Luke 19:5-9 When Jesus reached the spot, he looked up and said to him, “Zacchaeus, come down immediately. I must stay at your house today.” So he came down at once and welcomed him gladly. All the people saw this and began to mutter, “He has gone to be the guest of a sinner.” But Zacchaeus stood up and said to the Lord, “Look, Lord! Here and now I give half of my possessions to the poor, and if I have cheated anybody out of anything, I will pay back four times the amount.” Jesus said to him, “Today salvation has come to this house, because this man, too, is a son of Abraham.
A person who is truly experienced salvation will show remorse for his sins. Imagine we are facing the death penalty and waiting for execution in prison and we find out one day that the President has pardoned us. Will we not be filled with gratitude for the President? Would we be willing to do something if we know that will upset our benefactor?
In the above example, all the President has to do is to sign a presidential pardon. What if the President had to pay with his own life in order that you might escape the death penalty? How much more grateful would this criminal be?

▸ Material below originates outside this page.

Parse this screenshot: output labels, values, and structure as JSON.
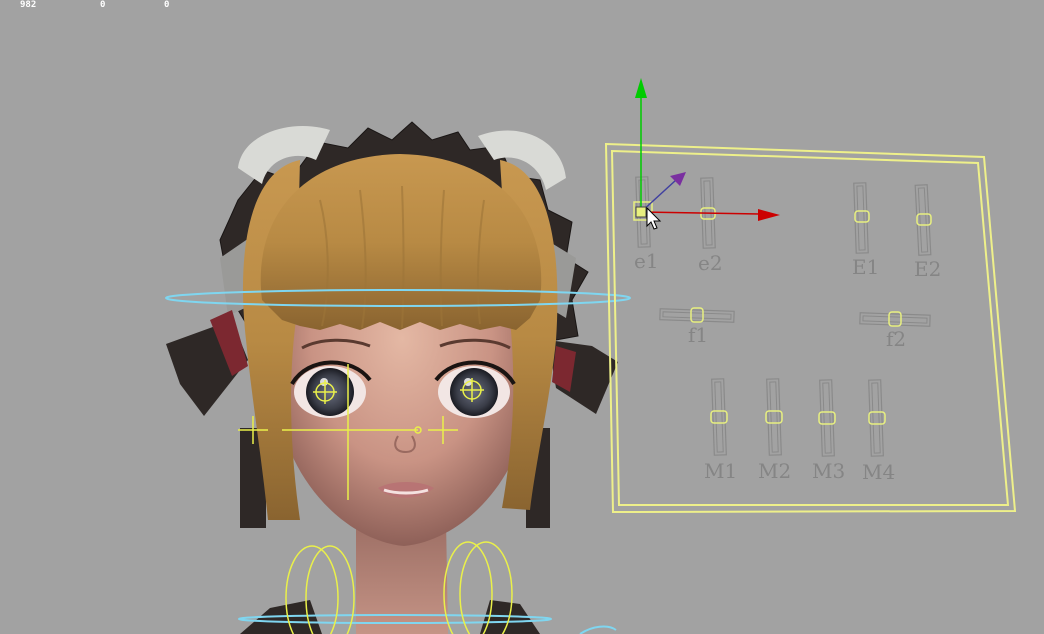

Therefore, a person who professes to believe in Jesus’ death for him and still continue to live in sin, knowing that sin grieves God, should re-examine his faith to see if he has indeed believed. That is not to say this gratitude will prevent us from ever sinning again. There will be times when we yield to the temptation of sin. However, there will be remorse when we sin and the desire to want to get back on a right relationship with God.
Jesus said that everything that is prophesied about Him by the prophets will be fulfilled. Besides those he mentioned below regarding His death and resurrection, what other prophesies are there in the Bible that talks about Jesus?
Luke 18:31-33 Jesus took the Twelve aside and told them, “We are going up to Jerusalem, and everything that is written by the prophets about the Son of Man will be fulfilled. He will be delivered over to the Gentiles. They will mock him, insult him and spit on him; they will flog him and kill him. On the third day he will rise again.”
Here are some of the prophecies in the Old Testament concerning Jesus.
- Born in Bethlehem (Micah 5:2, Matthew 2:1)
- Born of a virgin (Isaiah 7:14, Matthew 1:18)
- Triumphal entry upon a donkey (Zechariah 9:9, John 12:13-14)